Would you retype the records below exactly as they appear?

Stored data
══════════════════════════════

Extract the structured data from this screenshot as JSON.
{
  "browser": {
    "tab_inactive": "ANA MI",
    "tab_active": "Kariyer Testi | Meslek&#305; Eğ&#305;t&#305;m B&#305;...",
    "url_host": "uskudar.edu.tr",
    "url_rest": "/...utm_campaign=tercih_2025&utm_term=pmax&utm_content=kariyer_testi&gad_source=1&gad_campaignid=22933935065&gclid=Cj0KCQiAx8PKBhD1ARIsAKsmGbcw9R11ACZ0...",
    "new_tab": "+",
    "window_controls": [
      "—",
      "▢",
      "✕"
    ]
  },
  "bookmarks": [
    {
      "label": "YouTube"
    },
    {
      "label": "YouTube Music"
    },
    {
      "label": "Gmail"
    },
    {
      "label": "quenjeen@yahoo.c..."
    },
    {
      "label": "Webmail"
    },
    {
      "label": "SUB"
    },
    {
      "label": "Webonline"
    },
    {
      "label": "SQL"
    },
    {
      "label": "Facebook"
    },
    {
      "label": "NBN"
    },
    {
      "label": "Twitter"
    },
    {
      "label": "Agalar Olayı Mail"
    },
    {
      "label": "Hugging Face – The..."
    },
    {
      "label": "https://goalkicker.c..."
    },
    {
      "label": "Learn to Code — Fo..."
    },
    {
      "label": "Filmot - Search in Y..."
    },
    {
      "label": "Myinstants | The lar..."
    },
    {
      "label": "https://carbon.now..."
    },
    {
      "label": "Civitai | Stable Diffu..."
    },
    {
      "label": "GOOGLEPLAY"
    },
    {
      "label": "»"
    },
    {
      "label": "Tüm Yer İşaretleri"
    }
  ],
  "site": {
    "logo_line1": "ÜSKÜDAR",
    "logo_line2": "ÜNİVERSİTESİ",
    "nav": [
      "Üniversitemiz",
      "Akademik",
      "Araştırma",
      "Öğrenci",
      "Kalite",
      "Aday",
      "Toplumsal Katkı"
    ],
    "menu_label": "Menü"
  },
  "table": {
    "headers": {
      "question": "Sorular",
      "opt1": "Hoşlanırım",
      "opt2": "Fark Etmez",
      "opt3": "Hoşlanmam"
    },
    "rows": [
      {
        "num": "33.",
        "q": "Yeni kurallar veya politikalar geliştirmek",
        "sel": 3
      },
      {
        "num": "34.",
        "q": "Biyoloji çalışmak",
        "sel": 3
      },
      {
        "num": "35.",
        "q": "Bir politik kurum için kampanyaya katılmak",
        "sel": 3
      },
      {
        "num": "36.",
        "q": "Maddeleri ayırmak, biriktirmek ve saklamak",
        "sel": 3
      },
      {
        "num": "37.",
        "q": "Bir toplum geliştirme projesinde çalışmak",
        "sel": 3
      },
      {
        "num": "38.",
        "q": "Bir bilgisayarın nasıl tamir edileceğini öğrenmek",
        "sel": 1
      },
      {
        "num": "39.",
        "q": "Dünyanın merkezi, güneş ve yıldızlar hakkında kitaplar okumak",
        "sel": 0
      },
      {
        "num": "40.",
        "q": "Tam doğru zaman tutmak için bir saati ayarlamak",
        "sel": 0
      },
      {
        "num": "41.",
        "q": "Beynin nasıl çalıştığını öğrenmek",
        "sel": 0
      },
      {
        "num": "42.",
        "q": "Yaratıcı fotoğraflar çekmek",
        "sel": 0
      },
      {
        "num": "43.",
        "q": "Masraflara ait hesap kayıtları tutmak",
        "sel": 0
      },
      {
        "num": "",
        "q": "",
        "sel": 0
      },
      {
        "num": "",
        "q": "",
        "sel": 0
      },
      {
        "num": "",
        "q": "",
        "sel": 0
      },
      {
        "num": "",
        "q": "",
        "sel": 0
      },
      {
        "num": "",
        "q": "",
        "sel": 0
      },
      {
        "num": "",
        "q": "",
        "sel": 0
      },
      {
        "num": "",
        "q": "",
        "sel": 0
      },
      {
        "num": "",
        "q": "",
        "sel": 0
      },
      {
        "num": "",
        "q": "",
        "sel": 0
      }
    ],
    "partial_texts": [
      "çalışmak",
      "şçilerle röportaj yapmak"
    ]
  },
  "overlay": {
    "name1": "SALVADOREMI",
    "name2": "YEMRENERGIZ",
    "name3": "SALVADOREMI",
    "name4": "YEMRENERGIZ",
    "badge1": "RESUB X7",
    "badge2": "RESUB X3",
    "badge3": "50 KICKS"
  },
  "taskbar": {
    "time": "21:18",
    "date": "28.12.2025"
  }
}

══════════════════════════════

- [Solution to this exercise]:
Extract the structured data from this screenshot as JSON.
{
  "browser": {
    "tab_inactive": "ANA MI",
    "tab_active": "Kariyer Testi | Meslek&#305; Eğ&#305;t&#305;m B&#305;...",
    "url_host": "uskudar.edu.tr",
    "url_rest": "/...utm_campaign=tercih_2025&utm_term=pmax&utm_content=kariyer_testi&gad_source=1&gad_campaignid=22933935065&gclid=Cj0KCQiAx8PKBhD1ARIsAKsmGbcw9R11ACZ0...",
    "new_tab": "+",
    "window_controls": [
      "—",
      "▢",
      "✕"
    ]
  },
  "bookmarks": [
    {
      "label": "YouTube"
    },
    {
      "label": "YouTube Music"
    },
    {
      "label": "Gmail"
    },
    {
      "label": "quenjeen@yahoo.c..."
    },
    {
      "label": "Webmail"
    },
    {
      "label": "SUB"
    },
    {
      "label": "Webonline"
    },
    {
      "label": "SQL"
    },
    {
      "label": "Facebook"
    },
    {
      "label": "NBN"
    },
    {
      "label": "Twitter"
    },
    {
      "label": "Agalar Olayı Mail"
    },
    {
      "label": "Hugging Face – The..."
    },
    {
      "label": "https://goalkicker.c..."
    },
    {
      "label": "Learn to Code — Fo..."
    },
    {
      "label": "Filmot - Search in Y..."
    },
    {
      "label": "Myinstants | The lar..."
    },
    {
      "label": "https://carbon.now..."
    },
    {
      "label": "Civitai | Stable Diffu..."
    },
    {
      "label": "GOOGLEPLAY"
    },
    {
      "label": "»"
    },
    {
      "label": "Tüm Yer İşaretleri"
    }
  ],
  "site": {
    "logo_line1": "ÜSKÜDAR",
    "logo_line2": "ÜNİVERSİTESİ",
    "nav": [
      "Üniversitemiz",
      "Akademik",
      "Araştırma",
      "Öğrenci",
      "Kalite",
      "Aday",
      "Toplumsal Katkı"
    ],
    "menu_label": "Menü"
  },
  "table": {
    "headers": {
      "question": "Sorular",
      "opt1": "Hoşlanırım",
      "opt2": "Fark Etmez",
      "opt3": "Hoşlanmam"
    },
    "rows": [
      {
        "num": "33.",
        "q": "Yeni kurallar veya politikalar geliştirmek",
        "sel": 3
      },
      {
        "num": "34.",
        "q": "Biyoloji çalışmak",
        "sel": 3
      },
      {
        "num": "35.",
        "q": "Bir politik kurum için kampanyaya katılmak",
        "sel": 3
      },
      {
        "num": "36.",
        "q": "Maddeleri ayırmak, biriktirmek ve saklamak",
        "sel": 3
      },
      {
        "num": "37.",
        "q": "Bir toplum geliştirme projesinde çalışmak",
        "sel": 3
      },
      {
        "num": "38.",
        "q": "Bir bilgisayarın nasıl tamir edileceğini öğrenmek",
        "sel": 1
      },
      {
        "num": "39.",
        "q": "Dünyanın merkezi, güneş ve yıldızlar hakkında kitaplar okumak",
        "sel": 0
      },
      {
        "num": "40.",
        "q": "Tam doğru zaman tutmak için bir saati ayarlamak",
        "sel": 0
      },
      {
        "num": "41.",
        "q": "Beynin nasıl çalıştığını öğrenmek",
        "sel": 0
      },
      {
        "num": "42.",
        "q": "Yaratıcı fotoğraflar çekmek",
        "sel": 0
      },
      {
        "num": "43.",
        "q": "Masraflara ait hesap kayıtları tutmak",
        "sel": 0
      },
      {
        "num": "",
        "q": "",
        "sel": 0
      },
      {
        "num": "",
        "q": "",
        "sel": 0
      },
      {
        "num": "",
        "q": "",
        "sel": 0
      },
      {
        "num": "",
        "q": "",
        "sel": 0
      },
      {
        "num": "",
        "q": "",
        "sel": 0
      },
      {
        "num": "",
        "q": "",
        "sel": 0
      },
      {
        "num": "",
        "q": "",
        "sel": 0
      },
      {
        "num": "",
        "q": "",
        "sel": 0
      },
      {
        "num": "",
        "q": "",
        "sel": 0
      }
    ],
    "partial_texts": [
      "çalışmak",
      "şçilerle röportaj yapmak"
    ]
  },
  "overlay": {
    "name1": "SALVADOREMI",
    "name2": "YEMRENERGIZ",
    "name3": "SALVADOREMI",
    "name4": "YEMRENERGIZ",
    "badge1": "RESUB X7",
    "badge2": "RESUB X3",
    "badge3": "50 KICKS"
  },
  "taskbar": {
    "time": "21:18",
    "date": "28.12.2025"
  }
}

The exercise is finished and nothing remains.